23Jan/12Off

Social Media Audits: The benefits and how to do it.

For those who work in social media and in fact many businesses, the company audit is no stranger to you. Whether it’s a new client or even a blogger you’re considering outreaching to, it is vital to understand everything you can about the subject in question.  Its history, products, markets, USP’s, the structure of the organisation, values and mission statement are all vital pieces of information. What will also put you in good stead for creating an effective strategy for your new client, is an  understanding of brand perception and the internet is the best place to look. Nowadays, all of this information is on the web and with the right tools it is easy to compile a professional and insightful audit, one that will measure online sentiment and brand perception.

The importance of an online audit may have been as imperative as now. MD of Immediate Future, Katy Howell, for the CIPR confirms, “Consumers who engage with companies using social media spend up to 30% more than consumers who don’t.” Not only do these consumers spend more but research conducted by Bain & Company shows that these consumers “are more loyal and emotionally connected than consumers who are not socially connected.” (conversation.cipr.co.uk, 2012)

For many, social media is a scary and alien concept. Many organisations realise it is something they should or need to get into. A common problem is a lack of time and effective social media management can be time consuming. What many don’t realise is that, whether an organisation or agency has incorporating social media into the marketing mix or not, there is already an online conversation going on where people are talking about the brand, products, and are sharing their opinions and experiences of both. Even marketers struggle to grasp the impact of digital marketing. A recent McKinsey Global Survey uncovered: “Marketers are unable to translate analytic results into insight, or identify the right metrics in the first place.” (Yu Lam, C. We Are Social, 2012)

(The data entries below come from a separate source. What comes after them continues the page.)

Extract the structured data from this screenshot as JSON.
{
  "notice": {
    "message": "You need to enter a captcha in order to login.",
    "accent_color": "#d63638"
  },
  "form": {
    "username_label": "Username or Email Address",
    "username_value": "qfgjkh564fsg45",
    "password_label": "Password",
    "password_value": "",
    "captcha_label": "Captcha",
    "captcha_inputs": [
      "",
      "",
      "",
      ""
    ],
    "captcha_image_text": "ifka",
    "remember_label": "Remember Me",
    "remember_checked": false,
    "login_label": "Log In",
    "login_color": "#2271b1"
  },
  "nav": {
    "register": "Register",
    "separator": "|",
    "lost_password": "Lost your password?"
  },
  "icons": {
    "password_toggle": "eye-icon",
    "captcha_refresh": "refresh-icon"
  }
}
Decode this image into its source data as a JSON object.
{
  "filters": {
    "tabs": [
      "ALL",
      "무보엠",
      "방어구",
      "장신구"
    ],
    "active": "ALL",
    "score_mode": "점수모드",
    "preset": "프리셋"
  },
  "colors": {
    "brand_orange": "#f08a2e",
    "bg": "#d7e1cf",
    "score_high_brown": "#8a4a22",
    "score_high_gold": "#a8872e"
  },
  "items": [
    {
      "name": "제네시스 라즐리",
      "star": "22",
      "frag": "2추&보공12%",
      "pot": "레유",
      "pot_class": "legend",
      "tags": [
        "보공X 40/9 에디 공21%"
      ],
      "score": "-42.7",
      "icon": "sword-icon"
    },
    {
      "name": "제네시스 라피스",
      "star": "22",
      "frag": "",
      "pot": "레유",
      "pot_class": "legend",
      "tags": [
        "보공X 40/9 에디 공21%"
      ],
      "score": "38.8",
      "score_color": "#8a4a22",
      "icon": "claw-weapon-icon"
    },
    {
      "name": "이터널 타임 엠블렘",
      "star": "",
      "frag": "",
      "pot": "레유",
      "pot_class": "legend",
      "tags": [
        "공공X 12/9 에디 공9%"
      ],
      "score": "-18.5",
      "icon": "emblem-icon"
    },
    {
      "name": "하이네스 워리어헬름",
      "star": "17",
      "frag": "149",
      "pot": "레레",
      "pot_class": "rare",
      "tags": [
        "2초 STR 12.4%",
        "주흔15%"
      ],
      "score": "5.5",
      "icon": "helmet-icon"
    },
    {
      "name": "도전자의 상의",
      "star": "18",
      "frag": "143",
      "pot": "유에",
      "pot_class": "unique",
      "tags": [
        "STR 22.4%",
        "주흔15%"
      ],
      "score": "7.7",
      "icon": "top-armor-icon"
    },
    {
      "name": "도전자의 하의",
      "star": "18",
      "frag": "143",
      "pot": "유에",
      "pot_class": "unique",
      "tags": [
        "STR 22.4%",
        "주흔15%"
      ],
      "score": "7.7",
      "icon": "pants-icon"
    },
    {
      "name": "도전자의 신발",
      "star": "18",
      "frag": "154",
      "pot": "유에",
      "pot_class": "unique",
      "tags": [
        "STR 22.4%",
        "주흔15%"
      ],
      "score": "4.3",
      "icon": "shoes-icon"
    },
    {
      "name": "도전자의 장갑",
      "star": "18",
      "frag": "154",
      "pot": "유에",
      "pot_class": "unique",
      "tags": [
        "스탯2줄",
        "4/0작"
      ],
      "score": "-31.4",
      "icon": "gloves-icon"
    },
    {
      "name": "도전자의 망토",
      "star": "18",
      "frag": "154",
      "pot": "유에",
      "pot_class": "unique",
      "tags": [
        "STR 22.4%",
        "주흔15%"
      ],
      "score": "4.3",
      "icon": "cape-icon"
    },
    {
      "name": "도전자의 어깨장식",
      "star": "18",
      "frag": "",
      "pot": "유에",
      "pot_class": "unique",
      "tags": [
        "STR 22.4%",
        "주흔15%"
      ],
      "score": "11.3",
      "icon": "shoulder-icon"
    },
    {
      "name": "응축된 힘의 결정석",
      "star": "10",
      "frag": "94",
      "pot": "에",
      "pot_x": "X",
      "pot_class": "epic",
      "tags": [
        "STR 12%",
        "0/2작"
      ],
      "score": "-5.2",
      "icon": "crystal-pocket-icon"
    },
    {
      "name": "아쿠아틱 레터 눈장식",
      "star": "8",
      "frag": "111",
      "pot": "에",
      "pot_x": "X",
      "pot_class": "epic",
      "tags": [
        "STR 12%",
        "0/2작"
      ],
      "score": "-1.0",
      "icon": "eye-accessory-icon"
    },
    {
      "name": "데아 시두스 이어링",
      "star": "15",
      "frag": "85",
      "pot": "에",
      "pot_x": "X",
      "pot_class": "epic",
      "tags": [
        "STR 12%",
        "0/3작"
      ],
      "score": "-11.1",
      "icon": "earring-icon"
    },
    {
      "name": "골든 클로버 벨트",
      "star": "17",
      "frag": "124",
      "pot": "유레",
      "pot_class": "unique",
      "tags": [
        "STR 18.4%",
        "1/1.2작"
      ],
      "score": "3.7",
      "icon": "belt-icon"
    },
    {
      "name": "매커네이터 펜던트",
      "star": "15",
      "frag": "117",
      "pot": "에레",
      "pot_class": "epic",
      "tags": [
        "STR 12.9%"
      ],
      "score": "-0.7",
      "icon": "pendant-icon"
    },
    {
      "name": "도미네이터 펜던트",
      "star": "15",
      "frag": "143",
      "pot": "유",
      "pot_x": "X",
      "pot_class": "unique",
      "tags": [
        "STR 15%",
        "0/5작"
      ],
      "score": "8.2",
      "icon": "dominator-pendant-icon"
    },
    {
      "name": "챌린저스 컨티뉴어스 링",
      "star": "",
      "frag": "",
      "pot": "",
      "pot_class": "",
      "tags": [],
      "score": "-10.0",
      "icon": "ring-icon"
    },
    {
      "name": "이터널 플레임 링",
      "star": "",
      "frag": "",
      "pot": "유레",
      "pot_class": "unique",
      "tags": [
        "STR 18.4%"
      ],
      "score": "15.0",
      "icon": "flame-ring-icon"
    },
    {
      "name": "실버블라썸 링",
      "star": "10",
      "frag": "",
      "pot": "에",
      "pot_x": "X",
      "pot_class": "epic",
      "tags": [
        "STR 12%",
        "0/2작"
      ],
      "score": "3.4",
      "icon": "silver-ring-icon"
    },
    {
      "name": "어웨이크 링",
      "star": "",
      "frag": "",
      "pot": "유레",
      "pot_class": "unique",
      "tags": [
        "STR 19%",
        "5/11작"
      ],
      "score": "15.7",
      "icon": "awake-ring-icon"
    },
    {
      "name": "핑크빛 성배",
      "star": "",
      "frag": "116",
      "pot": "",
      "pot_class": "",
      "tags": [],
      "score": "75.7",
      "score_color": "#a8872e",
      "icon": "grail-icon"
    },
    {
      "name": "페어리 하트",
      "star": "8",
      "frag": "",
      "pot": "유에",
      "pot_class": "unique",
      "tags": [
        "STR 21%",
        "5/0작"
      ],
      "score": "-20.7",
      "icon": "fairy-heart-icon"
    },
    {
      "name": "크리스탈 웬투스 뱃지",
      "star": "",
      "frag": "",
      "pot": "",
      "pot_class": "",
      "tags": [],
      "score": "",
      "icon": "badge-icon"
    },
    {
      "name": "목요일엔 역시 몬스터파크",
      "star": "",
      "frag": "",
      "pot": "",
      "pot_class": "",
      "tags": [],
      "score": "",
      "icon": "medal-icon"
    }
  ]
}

The survey also uncovered “31% of marketers feel that online metrics do not adequately quantify the financial impact digital marketing has generated for their companies. Alarmingly, 24% can’t even understand what these metrics actually measure.” (We Are Social, 2012) The problem with this statement is that there is an abundance of tools online that can deliver results, invaluable insight and provide return on investment.

A simple Google search is a great place to start your audit.

Understanding influence is key and tools such as Alexa are a great starting point. Alexa is simple to use and understand. By entering a URL into the search box, Alexa will give you a traffic rank - the traffic driven to the site, the site’s nationality, how many sites link in to the page, for example by hyperlink, search queries that drove traffic to the site and audience information.

Another simple tool is Google pagerank. This can be downloaded as a browser add-on and will give the site a rating between 1-10 based on how many visitors the site claims.

Tools that enable you to manage communities, monitor consumer comments and response in one place are a fantastic and effective time saver. One of the first and simplest I ever used was HootSuite, which enabled me to do all of the above, for multiple accounts, all in one place.

Sysomos Heartbeat and Map is a brilliant tool for monitoring and evaluating conversation and sentiment insight. Based on specifically selected search terms, it will listen to conversations across social media channels and platforms, which can be sorted and recorded into reports.

These are only a few of the never ending list of tools available. Over the coming weeks I will endeavour to post about individual tools for social media auditing, monitoring and measuring to give a more detailed look at each tool.